“Yet To Live In A Place Without House Sparrows”
Fernando will discuss the research that triggered the formation of, and current projects within, the “House Sparrow Society for Humans,” inviting a conversation on the role curatorial methodologies can play within–rather than around–studio art practices.
Melanie Crean (Asst. Professor of Communication Design and Technology, AMT, Parsons)
“Ellipses: A Project for Waterbury, Connecticut”
Crean’s Ellipses is an interdisciplinary project considering the idea of remediation as applied to site, body, and the political history of post-industrial mill towns in Connecticut.
Margot Bouman (Program Director Visual Studies, Eugene Lang College, Assistant Professor of Visual Culture, ADHT, Parsons)
“Christopher Williams and an Ethics of Anti-Spectacle”
Artist Christopher Williams makes attribution into an artistic practice, evidenced in his forty-year career exhibition The Production Line of Happiness. Margot considers how he uses the Debordian concepts of “derive” and “détournement” to produce an ethics of anti-spectacle.
Macushla Robinson (MA in Liberal Studies, NSSR)
“Grief for the Object”
Macushla will offer a meditation on the philosophical implications of performance artist Tino Sehgal’s resistance to documentation, and how that impacts the work of a contemporary art curator.
CDRL WISHES TO THANK:
The Parsons Dean’s Office for their ongoing support of our Research Lab; The New School Provost’s Office for awarding us a 2015-16 Mutual Mentoring Grant; CDRL Graduate Student Fellows, Gabriela Carnabuci, Jonathan Beilin, Sinead Petrasek, Agnes Szanyi, and Fernando do Campo for their inspiring critical insights and research; Leonie Cicirello for her brochure design; Caitlin Hickey from Parsons School of Art, Media + Technology for her administrative support; Joseph Pastor for videotaping this event; and the staff at Grey Dog Catering.
For further information about the Curatorial Design Research Lab activities, see: cdrlab.parsons.edu
Artist/educator Pablo Helguera will be leading a workshop with CDRL members on May 5th to help us think about potential strategies for engaging The New School’s Site-Specific Art Commissions, the subject of the Lab’s current book and website project. Helguera holds the position of Director of Adult and Academic Programs at MoMA, but also has vast curatorial experience through his art practice.
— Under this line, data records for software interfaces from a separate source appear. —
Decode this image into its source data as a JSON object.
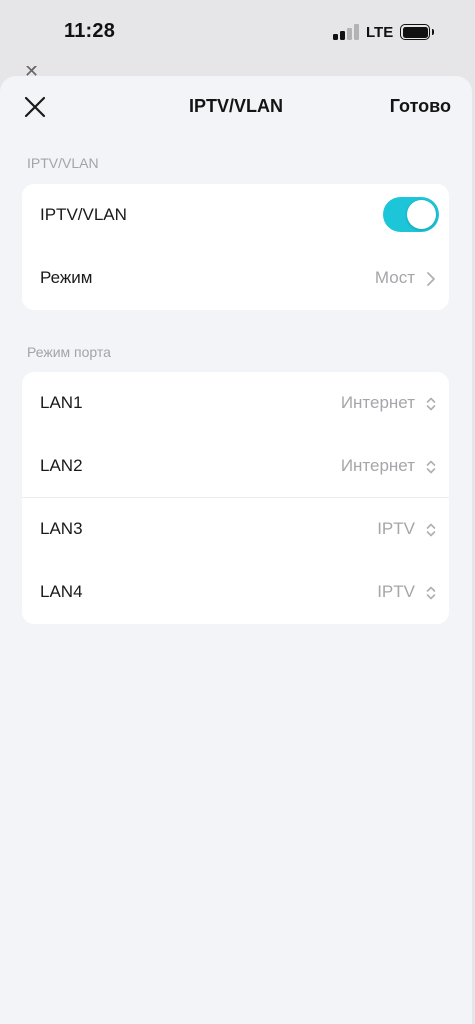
{
  "status_bar": {
    "time": "11:28",
    "network": "LTE",
    "signal_bars_filled": 2,
    "signal_bars_total": 4
  },
  "header": {
    "close_icon": "close-icon",
    "title": "IPTV/VLAN",
    "done_label": "Готово"
  },
  "section_iptv": {
    "header": "IPTV/VLAN",
    "toggle_label": "IPTV/VLAN",
    "toggle_on": true,
    "mode_label": "Режим",
    "mode_value": "Мост"
  },
  "section_ports": {
    "header": "Режим порта",
    "ports": [
      {
        "label": "LAN1",
        "value": "Интернет"
      },
      {
        "label": "LAN2",
        "value": "Интернет"
      },
      {
        "label": "LAN3",
        "value": "IPTV"
      },
      {
        "label": "LAN4",
        "value": "IPTV"
      }
    ]
  },
  "colors": {
    "accent": "#1cc6d8",
    "sheet_background": "#f3f4f8",
    "secondary_text": "#a6a6aa"
  }
}
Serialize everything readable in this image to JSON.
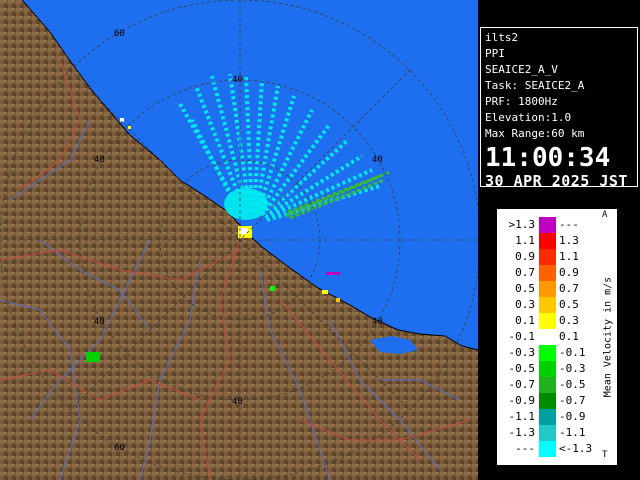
{
  "info": {
    "site": "ilts2",
    "mode": "PPI",
    "product": "SEAICE2_A_V",
    "task": "Task: SEAICE2_A",
    "prf": "PRF: 1800Hz",
    "elevation": "Elevation:1.0",
    "max_range": "Max Range:60 km",
    "time": "11:00:34",
    "date": "30 APR 2025 JST"
  },
  "ring_labels": [
    "60",
    "40",
    "40",
    "40",
    "40",
    "40",
    "60"
  ],
  "legend": {
    "title": "Mean Velocity in m/s",
    "top_marker": "A",
    "bottom_marker": "T",
    "rows": [
      {
        "left": ">1.3",
        "right": "---",
        "color": "#c000c0"
      },
      {
        "left": "1.1",
        "right": "1.3",
        "color": "#ff0000"
      },
      {
        "left": "0.9",
        "right": "1.1",
        "color": "#ff2a00"
      },
      {
        "left": "0.7",
        "right": "0.9",
        "color": "#ff6000"
      },
      {
        "left": "0.5",
        "right": "0.7",
        "color": "#ff9900"
      },
      {
        "left": "0.3",
        "right": "0.5",
        "color": "#ffc800"
      },
      {
        "left": "0.1",
        "right": "0.3",
        "color": "#ffff00"
      },
      {
        "left": "-0.1",
        "right": "0.1",
        "color": "#ffffff"
      },
      {
        "left": "-0.3",
        "right": "-0.1",
        "color": "#00ff00"
      },
      {
        "left": "-0.5",
        "right": "-0.3",
        "color": "#00d000"
      },
      {
        "left": "-0.7",
        "right": "-0.5",
        "color": "#20b020"
      },
      {
        "left": "-0.9",
        "right": "-0.7",
        "color": "#008a00"
      },
      {
        "left": "-1.1",
        "right": "-0.9",
        "color": "#00a0a0"
      },
      {
        "left": "-1.3",
        "right": "-1.1",
        "color": "#20c8c8"
      },
      {
        "left": "---",
        "right": "<-1.3",
        "color": "#00ffff"
      }
    ]
  },
  "colors": {
    "sea": "#1e6ff0",
    "land": "#7a5c3b",
    "rings": "#3c3c3c",
    "rivers": "#5a6ec8",
    "roads": "#c84a3a"
  }
}
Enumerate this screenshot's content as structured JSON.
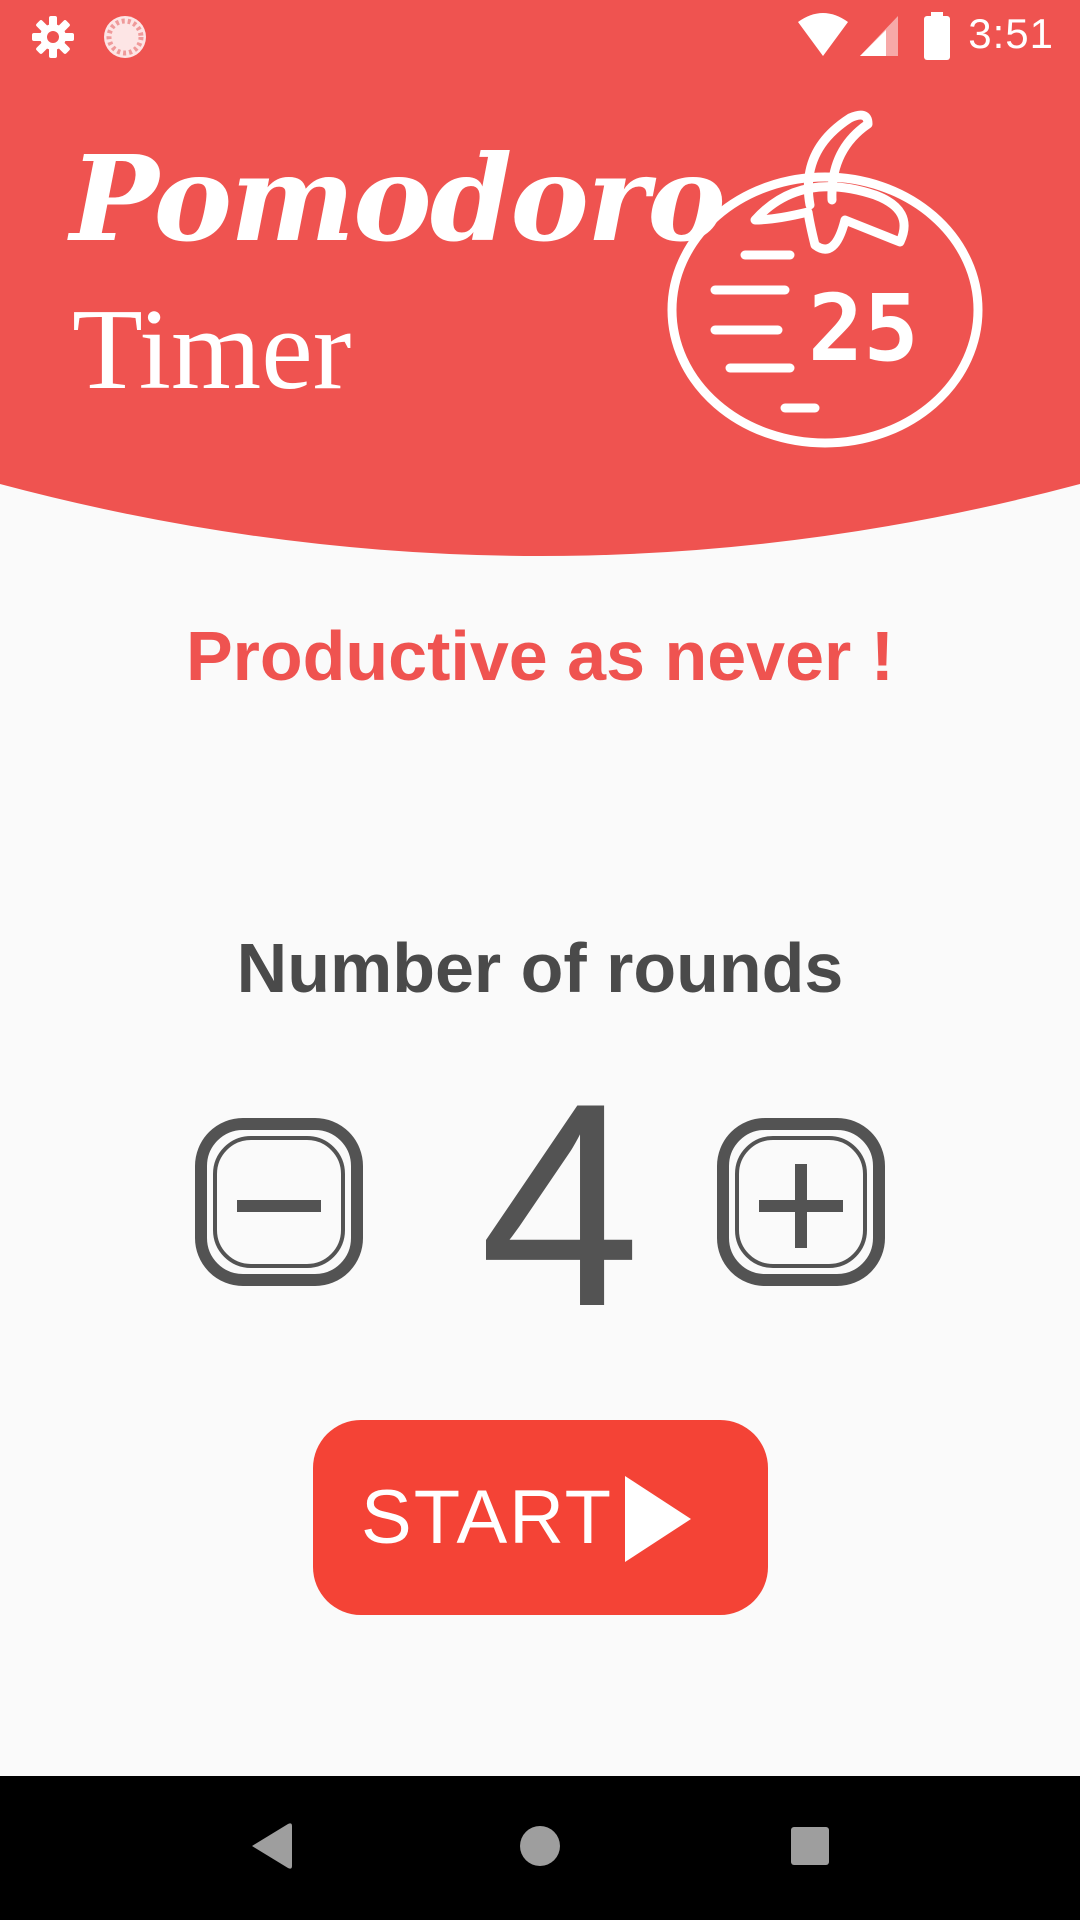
{
  "status_bar": {
    "time": "3:51",
    "icons": [
      "settings-gear-icon",
      "pomodoro-notification-icon",
      "wifi-icon",
      "cell-signal-icon",
      "battery-icon"
    ]
  },
  "header": {
    "title_line1": "Pomodoro",
    "title_line2": "Timer",
    "logo_number": "25",
    "background_color": "#ef5350"
  },
  "main": {
    "tagline": "Productive as never !",
    "rounds_label": "Number of rounds",
    "rounds_value": "4",
    "decrement_icon": "minus-icon",
    "increment_icon": "plus-icon",
    "start_label": "START",
    "start_color": "#f44336",
    "text_color": "#535353"
  },
  "nav_bar": {
    "buttons": [
      "back-icon",
      "home-icon",
      "recents-icon"
    ]
  }
}
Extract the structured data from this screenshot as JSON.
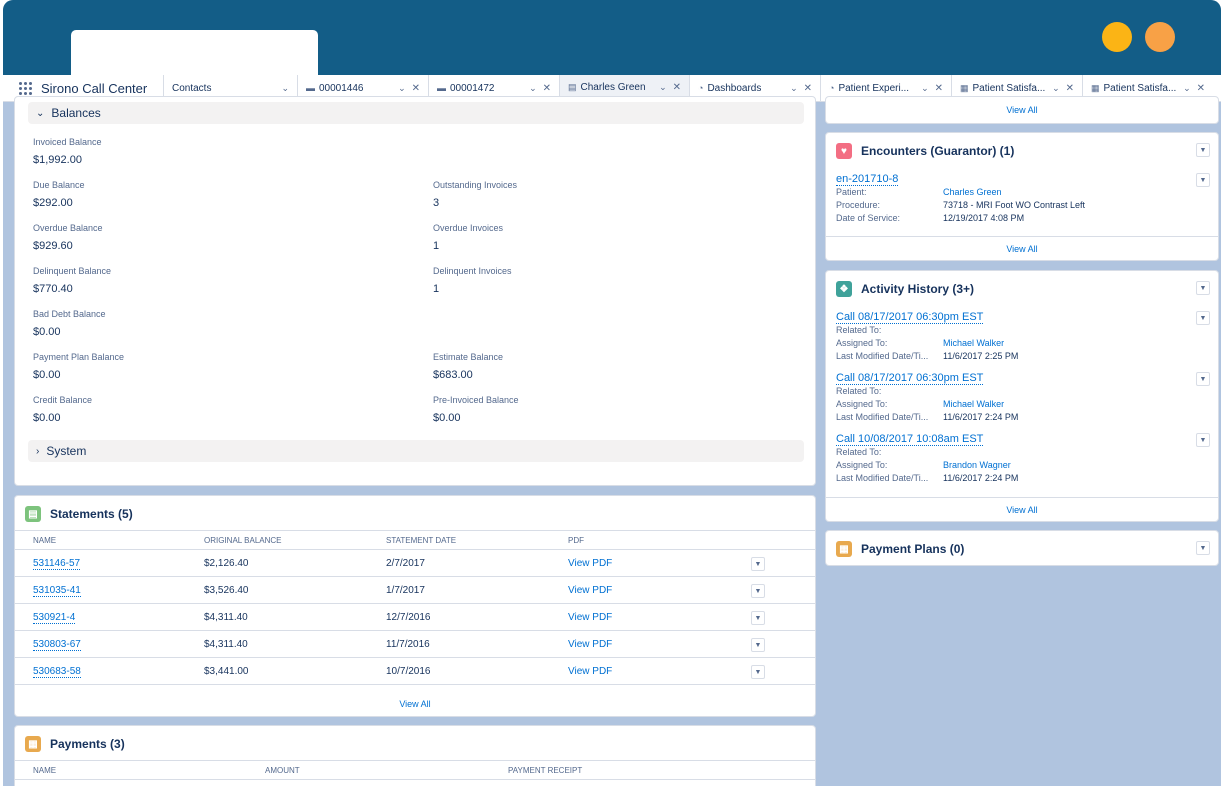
{
  "nav": {
    "app_name": "Sirono Call Center",
    "tabs": [
      {
        "label": "Contacts",
        "icon": "",
        "active": false,
        "closable": false
      },
      {
        "label": "00001446",
        "icon": "case-icon",
        "active": false,
        "closable": true
      },
      {
        "label": "00001472",
        "icon": "case-icon",
        "active": false,
        "closable": true
      },
      {
        "label": "Charles Green",
        "icon": "contact-card-icon",
        "active": true,
        "closable": true
      },
      {
        "label": "Dashboards",
        "icon": "dashboard-icon",
        "active": false,
        "closable": true
      },
      {
        "label": "Patient Experi...",
        "icon": "dashboard-icon",
        "active": false,
        "closable": true
      },
      {
        "label": "Patient Satisfa...",
        "icon": "report-icon",
        "active": false,
        "closable": true
      },
      {
        "label": "Patient Satisfa...",
        "icon": "report-icon",
        "active": false,
        "closable": true
      }
    ]
  },
  "balances": {
    "section_label": "Balances",
    "left_fields": [
      {
        "label": "Invoiced Balance",
        "value": "$1,992.00"
      },
      {
        "label": "Due Balance",
        "value": "$292.00"
      },
      {
        "label": "Overdue Balance",
        "value": "$929.60"
      },
      {
        "label": "Delinquent Balance",
        "value": "$770.40"
      },
      {
        "label": "Bad Debt Balance",
        "value": "$0.00"
      },
      {
        "label": "Payment Plan Balance",
        "value": "$0.00"
      },
      {
        "label": "Credit Balance",
        "value": "$0.00"
      }
    ],
    "right_fields": [
      {
        "label": "Outstanding Invoices",
        "value": "3"
      },
      {
        "label": "Overdue Invoices",
        "value": "1"
      },
      {
        "label": "Delinquent Invoices",
        "value": "1"
      },
      {
        "label": "Estimate Balance",
        "value": "$683.00"
      },
      {
        "label": "Pre-Invoiced Balance",
        "value": "$0.00"
      }
    ],
    "system_label": "System"
  },
  "statements": {
    "title": "Statements (5)",
    "columns": [
      "NAME",
      "ORIGINAL BALANCE",
      "STATEMENT DATE",
      "PDF"
    ],
    "rows": [
      {
        "name": "531146-57",
        "balance": "$2,126.40",
        "date": "2/7/2017",
        "pdf": "View PDF"
      },
      {
        "name": "531035-41",
        "balance": "$3,526.40",
        "date": "1/7/2017",
        "pdf": "View PDF"
      },
      {
        "name": "530921-4",
        "balance": "$4,311.40",
        "date": "12/7/2016",
        "pdf": "View PDF"
      },
      {
        "name": "530803-67",
        "balance": "$4,311.40",
        "date": "11/7/2016",
        "pdf": "View PDF"
      },
      {
        "name": "530683-58",
        "balance": "$3,441.00",
        "date": "10/7/2016",
        "pdf": "View PDF"
      }
    ],
    "view_all": "View All"
  },
  "payments": {
    "title": "Payments (3)",
    "columns": [
      "NAME",
      "AMOUNT",
      "PAYMENT RECEIPT"
    ]
  },
  "top_card": {
    "view_all": "View All"
  },
  "encounters": {
    "title": "Encounters (Guarantor) (1)",
    "record": {
      "title": "en-201710-8",
      "lines": [
        {
          "key": "Patient:",
          "value": "Charles Green",
          "link": true
        },
        {
          "key": "Procedure:",
          "value": "73718 - MRI Foot WO Contrast Left",
          "link": false
        },
        {
          "key": "Date of Service:",
          "value": "12/19/2017 4:08 PM",
          "link": false
        }
      ]
    },
    "view_all": "View All"
  },
  "activity": {
    "title": "Activity History (3+)",
    "records": [
      {
        "title": "Call 08/17/2017 06:30pm EST",
        "related": "Related To:",
        "assigned_key": "Assigned To:",
        "assigned": "Michael Walker",
        "modified_key": "Last Modified Date/Ti...",
        "modified": "11/6/2017 2:25 PM"
      },
      {
        "title": "Call 08/17/2017 06:30pm EST",
        "related": "Related To:",
        "assigned_key": "Assigned To:",
        "assigned": "Michael Walker",
        "modified_key": "Last Modified Date/Ti...",
        "modified": "11/6/2017 2:24 PM"
      },
      {
        "title": "Call 10/08/2017 10:08am EST",
        "related": "Related To:",
        "assigned_key": "Assigned To:",
        "assigned": "Brandon Wagner",
        "modified_key": "Last Modified Date/Ti...",
        "modified": "11/6/2017 2:24 PM"
      }
    ],
    "view_all": "View All"
  },
  "payment_plans": {
    "title": "Payment Plans (0)"
  },
  "colors": {
    "header": "#135d87",
    "link": "#0070d2",
    "background": "#b0c4df",
    "dot_yellow": "#fbb415",
    "dot_orange": "#f8a146"
  }
}
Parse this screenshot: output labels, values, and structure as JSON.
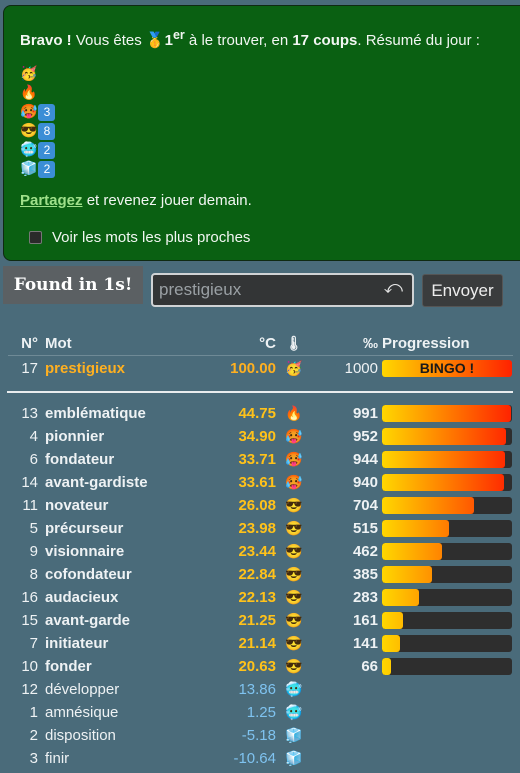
{
  "summary": {
    "bravo": "Bravo !",
    "text_a": " Vous êtes ",
    "medal": "🥇",
    "rank": "1",
    "rank_sup": "er",
    "text_b": " à le trouver, en ",
    "coups": "17 coups",
    "text_c": ". Résumé du jour :",
    "emoji_lines": [
      {
        "emoji": "🥳",
        "count": ""
      },
      {
        "emoji": "🔥",
        "count": ""
      },
      {
        "emoji": "🥵",
        "count": "3"
      },
      {
        "emoji": "😎",
        "count": "8"
      },
      {
        "emoji": "🥶",
        "count": "2"
      },
      {
        "emoji": "🧊",
        "count": "2"
      }
    ],
    "share_link": "Partagez",
    "share_rest": " et revenez jouer demain.",
    "closest_label": "Voir les mots les plus proches"
  },
  "found_label": "Found in 1s!",
  "search": {
    "placeholder": "prestigieux",
    "undo_icon": "⤺"
  },
  "send_label": "Envoyer",
  "table": {
    "headers": {
      "num": "N°",
      "word": "Mot",
      "temp": "°C",
      "thermo": "🌡",
      "permil": "‰",
      "progress": "Progression"
    },
    "winner": {
      "num": "17",
      "word": "prestigieux",
      "temp": "100.00",
      "emoji": "🥳",
      "permil": "1000",
      "bingo": "BINGO !"
    },
    "rows": [
      {
        "num": "13",
        "word": "emblématique",
        "temp": "44.75",
        "emoji": "🔥",
        "permil": "991",
        "progress": 99.1,
        "hot": true
      },
      {
        "num": "4",
        "word": "pionnier",
        "temp": "34.90",
        "emoji": "🥵",
        "permil": "952",
        "progress": 95.2,
        "hot": true
      },
      {
        "num": "6",
        "word": "fondateur",
        "temp": "33.71",
        "emoji": "🥵",
        "permil": "944",
        "progress": 94.4,
        "hot": true
      },
      {
        "num": "14",
        "word": "avant-gardiste",
        "temp": "33.61",
        "emoji": "🥵",
        "permil": "940",
        "progress": 94.0,
        "hot": true
      },
      {
        "num": "11",
        "word": "novateur",
        "temp": "26.08",
        "emoji": "😎",
        "permil": "704",
        "progress": 70.4,
        "hot": true
      },
      {
        "num": "5",
        "word": "précurseur",
        "temp": "23.98",
        "emoji": "😎",
        "permil": "515",
        "progress": 51.5,
        "hot": true
      },
      {
        "num": "9",
        "word": "visionnaire",
        "temp": "23.44",
        "emoji": "😎",
        "permil": "462",
        "progress": 46.2,
        "hot": true
      },
      {
        "num": "8",
        "word": "cofondateur",
        "temp": "22.84",
        "emoji": "😎",
        "permil": "385",
        "progress": 38.5,
        "hot": true
      },
      {
        "num": "16",
        "word": "audacieux",
        "temp": "22.13",
        "emoji": "😎",
        "permil": "283",
        "progress": 28.3,
        "hot": true
      },
      {
        "num": "15",
        "word": "avant-garde",
        "temp": "21.25",
        "emoji": "😎",
        "permil": "161",
        "progress": 16.1,
        "hot": true
      },
      {
        "num": "7",
        "word": "initiateur",
        "temp": "21.14",
        "emoji": "😎",
        "permil": "141",
        "progress": 14.1,
        "hot": true
      },
      {
        "num": "10",
        "word": "fonder",
        "temp": "20.63",
        "emoji": "😎",
        "permil": "66",
        "progress": 6.6,
        "hot": true
      },
      {
        "num": "12",
        "word": "développer",
        "temp": "13.86",
        "emoji": "🥶",
        "permil": "",
        "progress": null,
        "hot": false
      },
      {
        "num": "1",
        "word": "amnésique",
        "temp": "1.25",
        "emoji": "🥶",
        "permil": "",
        "progress": null,
        "hot": false
      },
      {
        "num": "2",
        "word": "disposition",
        "temp": "-5.18",
        "emoji": "🧊",
        "permil": "",
        "progress": null,
        "hot": false
      },
      {
        "num": "3",
        "word": "finir",
        "temp": "-10.64",
        "emoji": "🧊",
        "permil": "",
        "progress": null,
        "hot": false
      }
    ]
  }
}
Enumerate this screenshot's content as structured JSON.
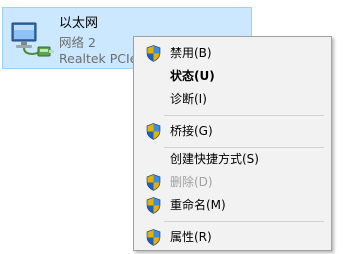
{
  "adapter": {
    "name": "以太网",
    "network": "网络 2",
    "device": "Realtek PCIe"
  },
  "menu": {
    "items": [
      {
        "label": "禁用(B)",
        "icon": "uac-shield-icon",
        "bold": false,
        "enabled": true
      },
      {
        "label": "状态(U)",
        "icon": "",
        "bold": true,
        "enabled": true
      },
      {
        "label": "诊断(I)",
        "icon": "",
        "bold": false,
        "enabled": true
      },
      {
        "label": "桥接(G)",
        "icon": "uac-shield-icon",
        "bold": false,
        "enabled": true
      },
      {
        "label": "创建快捷方式(S)",
        "icon": "",
        "bold": false,
        "enabled": true
      },
      {
        "label": "删除(D)",
        "icon": "uac-shield-icon",
        "bold": false,
        "enabled": false
      },
      {
        "label": "重命名(M)",
        "icon": "uac-shield-icon",
        "bold": false,
        "enabled": true
      },
      {
        "label": "属性(R)",
        "icon": "uac-shield-icon",
        "bold": false,
        "enabled": true
      }
    ]
  },
  "colors": {
    "selection_background": "#cce8ff",
    "selection_border": "#99d1ff",
    "menu_background": "#f2f2f2",
    "disabled_text": "#a0a0a0"
  }
}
Working with installation, sculpture, photography, drawing, socially engaged art and performance, Helguera focuses on a variety of topics ranging from history, pedagogy, sociolinguistics, ethnography, memory and the absurd. He has performed and exhibited at Museo de Arte Reina Sofia, Madrid; ICA Boston; RCA London; 8th Havana Biennal; Shedhalle, Zurich; Brooklyn Museum; IFA Galerie, Bonn; Tokyo Metropolitan Art Museum, Tokyo; MALBA museum in Buenos Aires; Ex-Teresa Espacio Alternativo in Mexico City; and MoMA P.S.1, The Bronx Museum, Artist Space, and Sculpture Center in NYC.